The race for the Democratic nomination looks like a two-person contest, pitting Hillary Clinton against Bernie Sanders. Former Maryland Gov. Martin O'Malley has struggled for months to gain traction, and polling shows him in an uncompetitive position in state and national polling.
But that doesn't mean O'Malley and his supporters are irrelevant. On the contrary, tonight they may very well represent the difference between winning or coming up short. The New York Times
published this report
about a week ago, and though it went largely overlooked, today is the day to re-read it.
Martin O'Malley has rarely broken above 5 percent in Iowa polls, but on caucus night he could be the most popular person in the room -- or, rather, his supporters will be, as activists for Hillary Clinton and Bernie Sanders desperately try to scoop them up. The arcane rules of Iowa's Democratic caucuses mean that most O'Malley supporters will be ruled "nonviable" if he does not get 15 percent support at a caucus; his supporters will then be up for grabs by another candidate.

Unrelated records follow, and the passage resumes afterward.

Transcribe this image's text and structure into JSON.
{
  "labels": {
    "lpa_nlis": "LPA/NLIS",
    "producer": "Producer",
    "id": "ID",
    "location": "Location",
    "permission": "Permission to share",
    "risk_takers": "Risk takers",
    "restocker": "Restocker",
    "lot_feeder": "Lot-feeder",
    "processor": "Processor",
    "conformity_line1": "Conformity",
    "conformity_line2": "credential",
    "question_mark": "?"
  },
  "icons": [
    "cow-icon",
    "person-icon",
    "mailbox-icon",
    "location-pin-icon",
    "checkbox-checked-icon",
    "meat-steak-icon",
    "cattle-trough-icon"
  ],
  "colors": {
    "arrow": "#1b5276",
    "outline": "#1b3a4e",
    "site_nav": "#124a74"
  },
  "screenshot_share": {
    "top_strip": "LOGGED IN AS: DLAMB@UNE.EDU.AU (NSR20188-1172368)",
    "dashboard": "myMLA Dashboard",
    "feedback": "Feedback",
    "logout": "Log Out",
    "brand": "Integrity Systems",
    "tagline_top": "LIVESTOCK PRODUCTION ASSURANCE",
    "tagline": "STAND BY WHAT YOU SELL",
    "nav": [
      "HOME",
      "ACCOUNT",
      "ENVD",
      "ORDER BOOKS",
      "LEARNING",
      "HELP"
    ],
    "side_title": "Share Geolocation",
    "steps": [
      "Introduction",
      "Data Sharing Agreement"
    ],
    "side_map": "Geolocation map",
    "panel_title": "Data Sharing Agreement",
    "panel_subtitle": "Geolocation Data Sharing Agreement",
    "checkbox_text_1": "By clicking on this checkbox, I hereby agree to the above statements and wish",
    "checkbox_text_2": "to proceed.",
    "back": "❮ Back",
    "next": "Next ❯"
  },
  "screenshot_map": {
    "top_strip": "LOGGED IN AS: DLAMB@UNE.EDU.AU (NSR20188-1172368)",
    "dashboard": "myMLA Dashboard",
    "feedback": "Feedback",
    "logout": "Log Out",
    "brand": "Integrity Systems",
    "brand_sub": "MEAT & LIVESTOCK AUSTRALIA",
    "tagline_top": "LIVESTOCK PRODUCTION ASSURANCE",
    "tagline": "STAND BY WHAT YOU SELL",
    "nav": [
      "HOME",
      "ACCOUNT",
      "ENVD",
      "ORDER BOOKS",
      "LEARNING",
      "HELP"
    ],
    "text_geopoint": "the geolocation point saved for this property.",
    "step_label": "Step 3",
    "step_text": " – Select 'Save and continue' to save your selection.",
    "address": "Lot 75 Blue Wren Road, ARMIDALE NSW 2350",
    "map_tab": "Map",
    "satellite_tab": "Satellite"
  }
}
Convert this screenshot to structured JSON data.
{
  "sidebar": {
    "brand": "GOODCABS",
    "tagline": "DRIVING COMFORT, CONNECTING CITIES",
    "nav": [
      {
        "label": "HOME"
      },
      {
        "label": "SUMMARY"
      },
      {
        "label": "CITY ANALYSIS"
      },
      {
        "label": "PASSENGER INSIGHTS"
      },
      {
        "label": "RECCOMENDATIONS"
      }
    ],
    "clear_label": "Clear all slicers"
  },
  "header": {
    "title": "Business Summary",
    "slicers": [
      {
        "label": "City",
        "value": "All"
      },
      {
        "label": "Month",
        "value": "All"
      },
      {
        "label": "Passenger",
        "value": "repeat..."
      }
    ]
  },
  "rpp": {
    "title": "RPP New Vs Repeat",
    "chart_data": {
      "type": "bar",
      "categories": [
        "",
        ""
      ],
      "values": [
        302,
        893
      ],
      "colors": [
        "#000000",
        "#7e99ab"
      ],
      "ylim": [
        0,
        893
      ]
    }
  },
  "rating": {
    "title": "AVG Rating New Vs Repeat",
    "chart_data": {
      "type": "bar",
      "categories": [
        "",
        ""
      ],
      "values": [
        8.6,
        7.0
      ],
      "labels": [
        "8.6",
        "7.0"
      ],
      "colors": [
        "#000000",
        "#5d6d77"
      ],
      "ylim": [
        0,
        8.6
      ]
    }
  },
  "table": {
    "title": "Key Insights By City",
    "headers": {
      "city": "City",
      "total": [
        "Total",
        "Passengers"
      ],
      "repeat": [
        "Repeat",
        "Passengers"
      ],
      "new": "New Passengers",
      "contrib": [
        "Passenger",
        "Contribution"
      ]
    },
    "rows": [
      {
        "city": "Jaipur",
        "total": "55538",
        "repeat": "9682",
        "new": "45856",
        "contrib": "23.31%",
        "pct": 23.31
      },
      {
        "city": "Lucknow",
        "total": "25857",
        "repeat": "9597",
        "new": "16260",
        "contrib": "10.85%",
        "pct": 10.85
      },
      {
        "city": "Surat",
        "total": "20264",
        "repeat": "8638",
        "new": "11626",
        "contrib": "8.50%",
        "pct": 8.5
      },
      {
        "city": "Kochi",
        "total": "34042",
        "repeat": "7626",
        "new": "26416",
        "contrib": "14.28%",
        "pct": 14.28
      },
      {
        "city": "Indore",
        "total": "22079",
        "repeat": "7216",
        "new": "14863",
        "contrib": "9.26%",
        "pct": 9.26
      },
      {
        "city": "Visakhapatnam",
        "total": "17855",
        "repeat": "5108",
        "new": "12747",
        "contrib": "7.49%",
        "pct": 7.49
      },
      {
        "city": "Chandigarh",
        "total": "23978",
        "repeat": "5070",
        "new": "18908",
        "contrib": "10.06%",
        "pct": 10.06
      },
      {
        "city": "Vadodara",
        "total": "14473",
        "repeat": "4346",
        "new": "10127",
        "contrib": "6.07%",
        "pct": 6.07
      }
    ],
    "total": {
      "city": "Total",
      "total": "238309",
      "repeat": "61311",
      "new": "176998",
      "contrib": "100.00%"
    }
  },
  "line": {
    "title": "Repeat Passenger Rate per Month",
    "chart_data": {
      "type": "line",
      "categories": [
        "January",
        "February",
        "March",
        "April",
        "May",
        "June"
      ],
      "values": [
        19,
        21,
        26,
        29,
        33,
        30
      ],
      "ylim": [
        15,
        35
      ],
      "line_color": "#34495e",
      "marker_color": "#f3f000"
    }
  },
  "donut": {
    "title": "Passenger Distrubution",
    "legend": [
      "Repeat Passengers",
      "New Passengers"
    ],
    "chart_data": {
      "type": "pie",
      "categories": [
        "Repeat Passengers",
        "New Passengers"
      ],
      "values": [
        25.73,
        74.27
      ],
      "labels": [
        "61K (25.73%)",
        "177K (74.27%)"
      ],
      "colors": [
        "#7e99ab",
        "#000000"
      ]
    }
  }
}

With polls showing the race between Mrs. Clinton and Mr. Sanders narrowing to a near tie, O'Malley supporters, along with attendees who enter their neighborhood caucuses undecided, could swing the results.
This gets a little complicated, but bear with me. When Iowa Democrats show up for their caucuses tonight, they'll break up into groups based on which candidate they prefer. In precincts in which O'Malley's support falls short of 15%, the former governor will be considered "non-viable," at which point O'Malley's supporters will be able to move to their second choice -- either Sanders or Clinton.
As a practical matter, that may very well lead to plenty of situations in which O'Malley backers give one of the top two candidates a meaningful boost. Based on the latest data
from Public Policy Polling, the Maryland Democrat's supporters generally prefer Sanders to Clinton, 57% to 27%, so this may represent an important edge for the senator during the caucuses themselves.
Of course, Clinton's team knows this, and BuzzFeed reported
over the weekend that her campaign has some tactics in mind that would help O'Malley -- and itself in the process.
The tactical move is rooted in the complex math of the Iowa caucuses Monday night, where the campaign is looking to defeat Sanders in a state whose caucus-goers have historically backed progressive challengers. A precinct captain, Jerome Lehtola, confirmed to BuzzFeed News that the campaign has trained precinct captains to release supporters to O'Malley if the move can make him "viable" without hurting Clinton. A Clinton aide said the campaign has trained more than 4,000 volunteer precinct captains to handle a host of different scenarios, including ones where caucus-goers are released to or recruited from another camp.
If, right about now, you're thinking that primaries are far less complicated than caucuses, you're absolutely correct.
: In case anyone's curious, the rule about the 15% threshold is unique to Iowa Democrats. There is no such rule
in the Republican caucuses.